The main tourist attractions in Ajanta are of course the Ajanta and Ellora caves which are located approximately 190 miles from Mumbai and are very close to the city of Aurangabad in Maharashtra. For over a thousand years, the twenty nine caves at Ajanta and the thirty four caves at Ellora have remained hidden, until in eighteen nineteen a British Army officer by the name of John Smith accidentally stumbled upon them while on a hunting expedition. In India, the, Ajanta and Ellora caves are protected monuments and are included on the World Heritage list of monuments.
The Ajanta and Ellora caves
One thing that makes these caves so special is the fact that they feature shrines which are manually cut out of solid rock. Archaeologists believe that the caves served as the primary shelter of Buddhist monks who would use them during monsoons and in order to pass the rainy season, they would decorate them with religious motifs. Later on, the monks began to perform various religious rituals in the caves, which eventually became their living quarters (Viharas) and temples (Chaityas), including their center of Buddhist cultural movement and ancient seats of learning. With the help of very simple tools, the monks managed to carve breathtaking figures which are quite a sight to behold.
Frescoes and murals
The frescoes and the murals that can be observed upon entering the caves almost completely adorn the walls and tell the story of Buddhism over a period starting from two hundred BC and all the way to six hundred and fifty AD. There are also panels in many of the caves here which depict stories from the Jatakas, panels that are now considered a real cultural treasure that tell many stories of Buddha’s various incarnations.

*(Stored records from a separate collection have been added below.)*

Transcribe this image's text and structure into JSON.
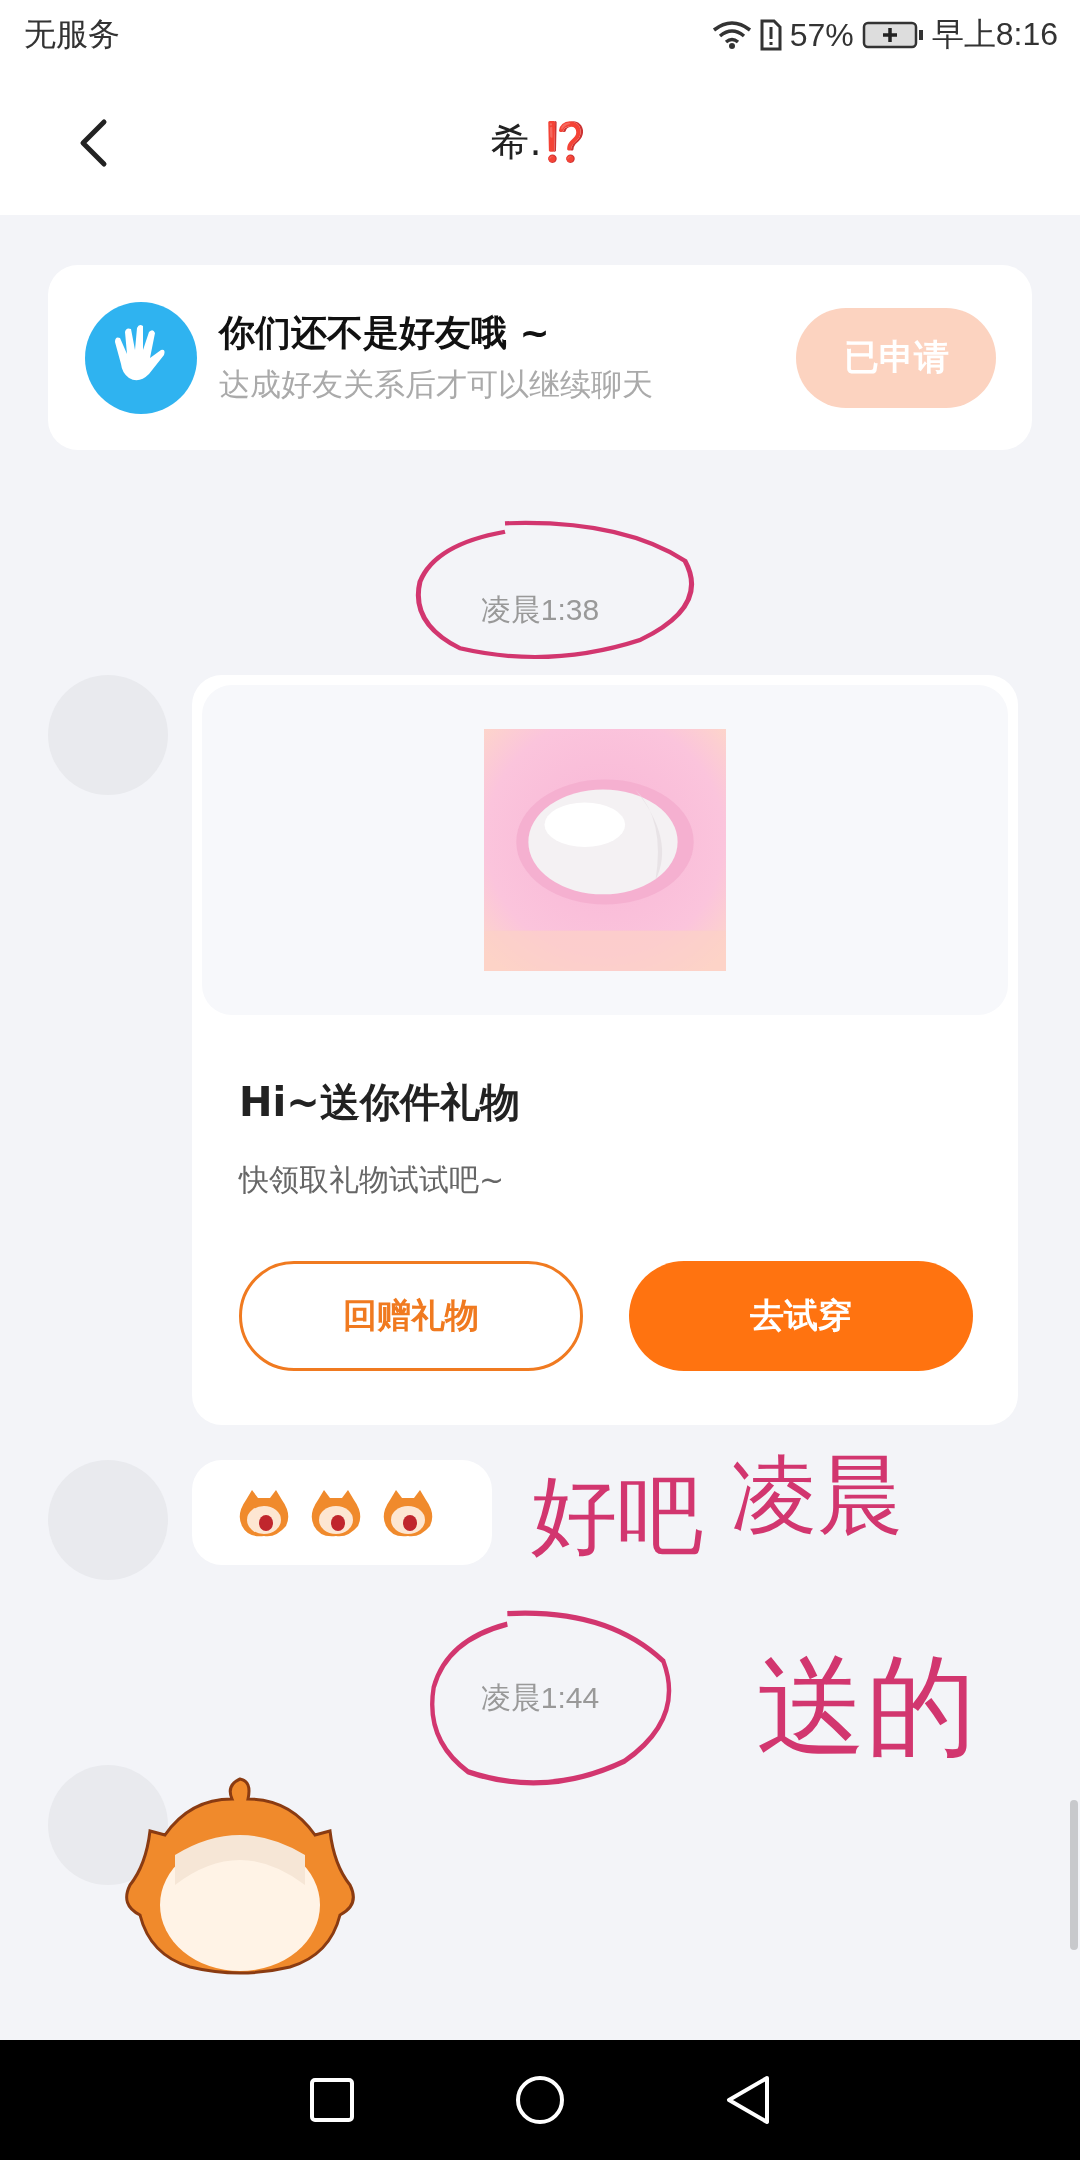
{
  "status_bar": {
    "carrier": "无服务",
    "battery": "57%",
    "time": "早上8:16"
  },
  "header": {
    "title": "希.⁉️"
  },
  "friend_notice": {
    "title": "你们还不是好友哦 ~",
    "subtitle": "达成好友关系后才可以继续聊天",
    "button": "已申请",
    "button_disabled": true
  },
  "messages": [
    {
      "kind": "time",
      "text": "凌晨1:38",
      "circled": true
    },
    {
      "kind": "gift",
      "image": {
        "kind": "picture"
      },
      "title": "Hi~送你件礼物",
      "subtitle": "快领取礼物试试吧~",
      "buttons": [
        {
          "label": "回赠礼物"
        },
        {
          "label": "去试穿"
        }
      ]
    },
    {
      "kind": "stickers",
      "items": [
        {
          "kind": "crying"
        },
        {
          "kind": "crying"
        },
        {
          "kind": "crying"
        }
      ]
    },
    {
      "kind": "time",
      "text": "凌晨1:44",
      "circled": true
    },
    {
      "kind": "sticker"
    }
  ],
  "annotation": {
    "texts": [
      "好吧",
      "凌晨",
      "送的"
    ]
  }
}
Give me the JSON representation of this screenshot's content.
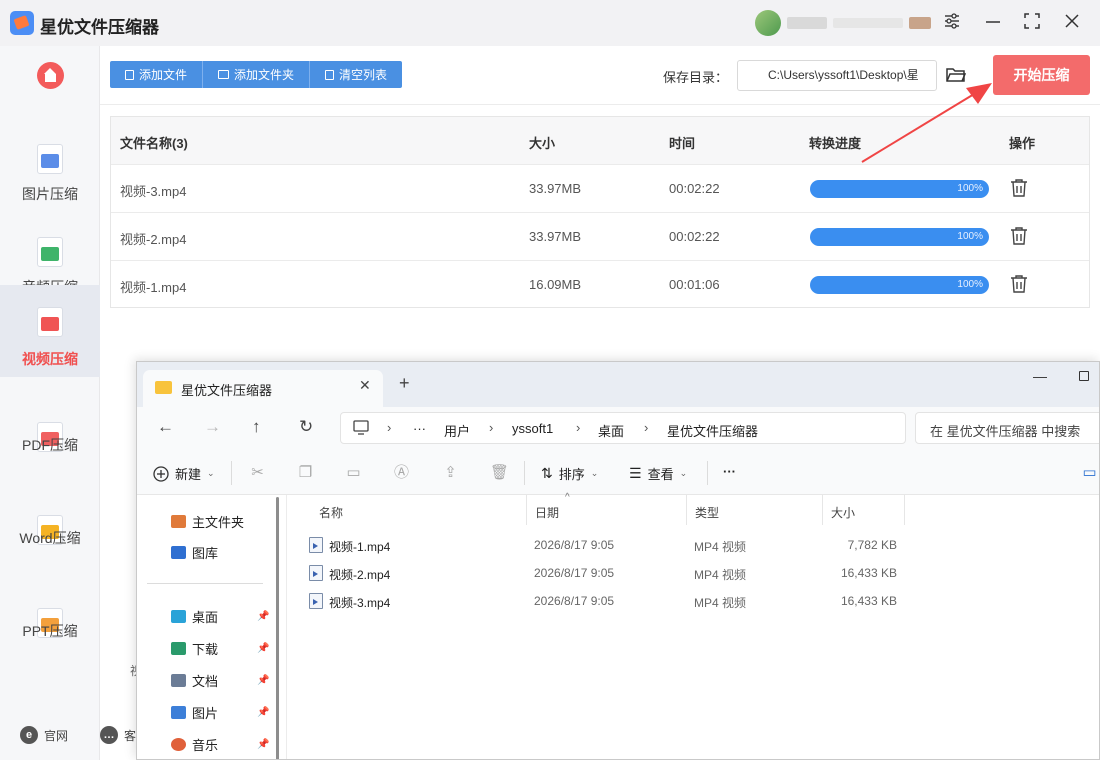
{
  "app": {
    "title": "星优文件压缩器",
    "window_controls": [
      "settings",
      "minimize",
      "maximize",
      "close"
    ]
  },
  "sidebar": {
    "items": [
      {
        "label": "图片压缩",
        "icon": "image-file-icon",
        "color": "#5b8de8",
        "active": false
      },
      {
        "label": "音频压缩",
        "icon": "audio-file-icon",
        "color": "#3fb46a",
        "active": false
      },
      {
        "label": "视频压缩",
        "icon": "video-file-icon",
        "color": "#f05454",
        "active": true
      },
      {
        "label": "PDF压缩",
        "icon": "pdf-file-icon",
        "color": "#f06060",
        "active": false
      },
      {
        "label": "Word压缩",
        "icon": "word-file-icon",
        "color": "#f5b324",
        "active": false
      },
      {
        "label": "PPT压缩",
        "icon": "ppt-file-icon",
        "color": "#f3a03c",
        "active": false
      }
    ],
    "footer": {
      "website": "官网",
      "service": "客"
    },
    "ghost_text": "视"
  },
  "toolbar": {
    "add_file": "添加文件",
    "add_folder": "添加文件夹",
    "clear_list": "清空列表",
    "save_dir_label": "保存目录：",
    "save_dir_value": "C:\\Users\\yssoft1\\Desktop\\星",
    "start_button": "开始压缩"
  },
  "file_table": {
    "headers": [
      "文件名称(3)",
      "大小",
      "时间",
      "转换进度",
      "操作"
    ],
    "rows": [
      {
        "name": "视频-3.mp4",
        "size": "33.97MB",
        "time": "00:02:22",
        "progress": "100%",
        "progress_fraction": 1.0
      },
      {
        "name": "视频-2.mp4",
        "size": "33.97MB",
        "time": "00:02:22",
        "progress": "100%",
        "progress_fraction": 1.0
      },
      {
        "name": "视频-1.mp4",
        "size": "16.09MB",
        "time": "00:01:06",
        "progress": "100%",
        "progress_fraction": 1.0
      }
    ]
  },
  "explorer": {
    "tab_title": "星优文件压缩器",
    "tab_close": "✕",
    "tab_new": "+",
    "breadcrumb": [
      "用户",
      "yssoft1",
      "桌面",
      "星优文件压缩器"
    ],
    "ellipsis": "···",
    "search_placeholder": "在 星优文件压缩器 中搜索",
    "commands": {
      "new": "新建",
      "sort": "排序",
      "view": "查看",
      "more": "···"
    },
    "left_nav": {
      "top": [
        {
          "label": "主文件夹",
          "color": "#e07a3a"
        },
        {
          "label": "图库",
          "color": "#2f6fd1"
        }
      ],
      "quick": [
        {
          "label": "桌面",
          "color": "#2aa3d8"
        },
        {
          "label": "下载",
          "color": "#2a9a6b"
        },
        {
          "label": "文档",
          "color": "#6b7c96"
        },
        {
          "label": "图片",
          "color": "#3d7fd8"
        },
        {
          "label": "音乐",
          "color": "#e0603a"
        }
      ]
    },
    "columns": [
      "名称",
      "日期",
      "类型",
      "大小"
    ],
    "files": [
      {
        "name": "视频-1.mp4",
        "date": "2026/8/17 9:05",
        "type": "MP4 视频",
        "size": "7,782 KB"
      },
      {
        "name": "视频-2.mp4",
        "date": "2026/8/17 9:05",
        "type": "MP4 视频",
        "size": "16,433 KB"
      },
      {
        "name": "视频-3.mp4",
        "date": "2026/8/17 9:05",
        "type": "MP4 视频",
        "size": "16,433 KB"
      }
    ]
  },
  "colors": {
    "accent_blue": "#4a90e2",
    "start_red": "#f36b6b",
    "progress_blue": "#3a8ef0",
    "active_nav_red": "#f0504f"
  }
}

Because of their spiritual significance, these caves are a fascinating visit for anyone who loves Buddhism, including researchers and scholars.
If you are into ancient wall paintings, then you absolutely need to visit Cave number one which houses some of the best preserved such paintings you can admire and they include two amazing Bodhisattvas, namely Avalokiteshvara and Padmapani.
Caves two, sixteen and seventeen are also great destinations if you’d love to see breathtaking paintings, while caves one, four, seventeen, nineteen, twenty four and twenty six boast some of the most impressive sculptures you’ll ever lay your eyes upon. For instance, the flying Apsara painting in Cave seventeen, but also the image of the Buddha preaching are 2 unforgettable works of art you can only see her in Ajanta.
In the overall development of Buddhism in India, the Ajanta caves, including the artifacts they house, are considered a real treasure both nationally and overseas.
How to get to the caves:
By Road: There’s an amazing road network in Maharashtra that’s going to make driving to the Ajanta and Ellora caves a breeze. This network links the caves with Aurangabad, Bijapur, Ahmedabad, Dhule, Pune and also Mumbai.
By Rail: Aurangabad is directly connected to Pune and Mumbai. On top of that, you’ll be happy to know that if you’re in Jalgaon, you’re just 36,6 miles from Ajanta.
By Air: If you’re in Aurangabad, then you’re 61.5 miles from Ajanta and 18.6 miles from Ellora and the good news is that this place is connected to Mumbai, Jaipur, Udaipur and Delhi.